:: Task to complete ::
An exact copy of all the data is required, with pictures left out.

══════════════════════════════

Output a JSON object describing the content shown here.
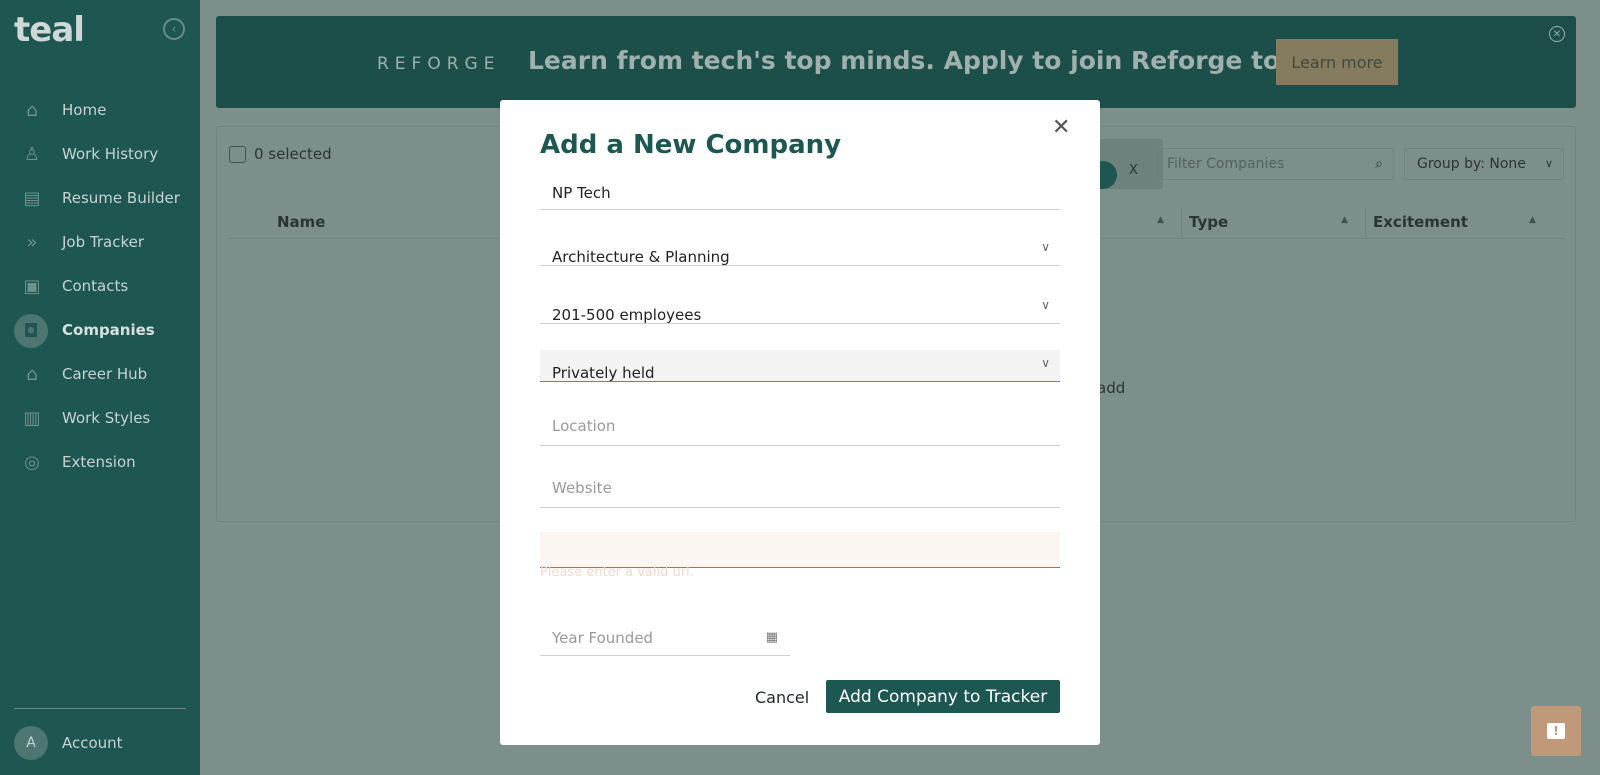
{
  "sidebar": {
    "logo": "teal",
    "items": [
      {
        "label": "Home",
        "icon": "home-icon",
        "glyph": "⌂",
        "active": false
      },
      {
        "label": "Work History",
        "icon": "person-icon",
        "glyph": "♙",
        "active": false
      },
      {
        "label": "Resume Builder",
        "icon": "document-icon",
        "glyph": "▤",
        "active": false
      },
      {
        "label": "Job Tracker",
        "icon": "chevrons-icon",
        "glyph": "»",
        "active": false
      },
      {
        "label": "Contacts",
        "icon": "contact-card-icon",
        "glyph": "▣",
        "active": false
      },
      {
        "label": "Companies",
        "icon": "briefcase-icon",
        "glyph": "◘",
        "active": true
      },
      {
        "label": "Career Hub",
        "icon": "graduation-cap-icon",
        "glyph": "⌂",
        "active": false
      },
      {
        "label": "Work Styles",
        "icon": "bar-chart-icon",
        "glyph": "▥",
        "active": false
      },
      {
        "label": "Extension",
        "icon": "chrome-icon",
        "glyph": "◎",
        "active": false
      }
    ],
    "account": {
      "initial": "A",
      "label": "Account"
    }
  },
  "banner": {
    "brand": "REFORGE",
    "text": "Learn from tech's top minds. Apply to join Reforge today!",
    "button": "Learn more"
  },
  "panel": {
    "selected": "0 selected",
    "chip_close": "X",
    "filter_placeholder": "Filter Companies",
    "group_by": "Group by: None",
    "columns": [
      "Name",
      "Type",
      "Excitement"
    ],
    "empty_text_fragment": "add"
  },
  "modal": {
    "title": "Add a New Company",
    "name_value": "NP Tech",
    "industry": "Architecture & Planning",
    "size": "201-500 employees",
    "type": "Privately held",
    "location_placeholder": "Location",
    "website_placeholder": "Website",
    "error_message": "Please enter a valid url.",
    "year_placeholder": "Year Founded",
    "cancel": "Cancel",
    "submit": "Add Company to Tracker"
  },
  "colors": {
    "sidebar_bg": "#1e5651",
    "accent": "#1d5752",
    "banner_button": "#857c60",
    "error": "#b5703a"
  }
}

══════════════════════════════

:: Solution to the exercise ::
Output a JSON object describing the content shown here.
{
  "sidebar": {
    "logo": "teal",
    "items": [
      {
        "label": "Home",
        "icon": "home-icon",
        "glyph": "⌂",
        "active": false
      },
      {
        "label": "Work History",
        "icon": "person-icon",
        "glyph": "♙",
        "active": false
      },
      {
        "label": "Resume Builder",
        "icon": "document-icon",
        "glyph": "▤",
        "active": false
      },
      {
        "label": "Job Tracker",
        "icon": "chevrons-icon",
        "glyph": "»",
        "active": false
      },
      {
        "label": "Contacts",
        "icon": "contact-card-icon",
        "glyph": "▣",
        "active": false
      },
      {
        "label": "Companies",
        "icon": "briefcase-icon",
        "glyph": "◘",
        "active": true
      },
      {
        "label": "Career Hub",
        "icon": "graduation-cap-icon",
        "glyph": "⌂",
        "active": false
      },
      {
        "label": "Work Styles",
        "icon": "bar-chart-icon",
        "glyph": "▥",
        "active": false
      },
      {
        "label": "Extension",
        "icon": "chrome-icon",
        "glyph": "◎",
        "active": false
      }
    ],
    "account": {
      "initial": "A",
      "label": "Account"
    }
  },
  "banner": {
    "brand": "REFORGE",
    "text": "Learn from tech's top minds. Apply to join Reforge today!",
    "button": "Learn more"
  },
  "panel": {
    "selected": "0 selected",
    "chip_close": "X",
    "filter_placeholder": "Filter Companies",
    "group_by": "Group by: None",
    "columns": [
      "Name",
      "Type",
      "Excitement"
    ],
    "empty_text_fragment": "add"
  },
  "modal": {
    "title": "Add a New Company",
    "name_value": "NP Tech",
    "industry": "Architecture & Planning",
    "size": "201-500 employees",
    "type": "Privately held",
    "location_placeholder": "Location",
    "website_placeholder": "Website",
    "error_message": "Please enter a valid url.",
    "year_placeholder": "Year Founded",
    "cancel": "Cancel",
    "submit": "Add Company to Tracker"
  },
  "colors": {
    "sidebar_bg": "#1e5651",
    "accent": "#1d5752",
    "banner_button": "#857c60",
    "error": "#b5703a"
  }
}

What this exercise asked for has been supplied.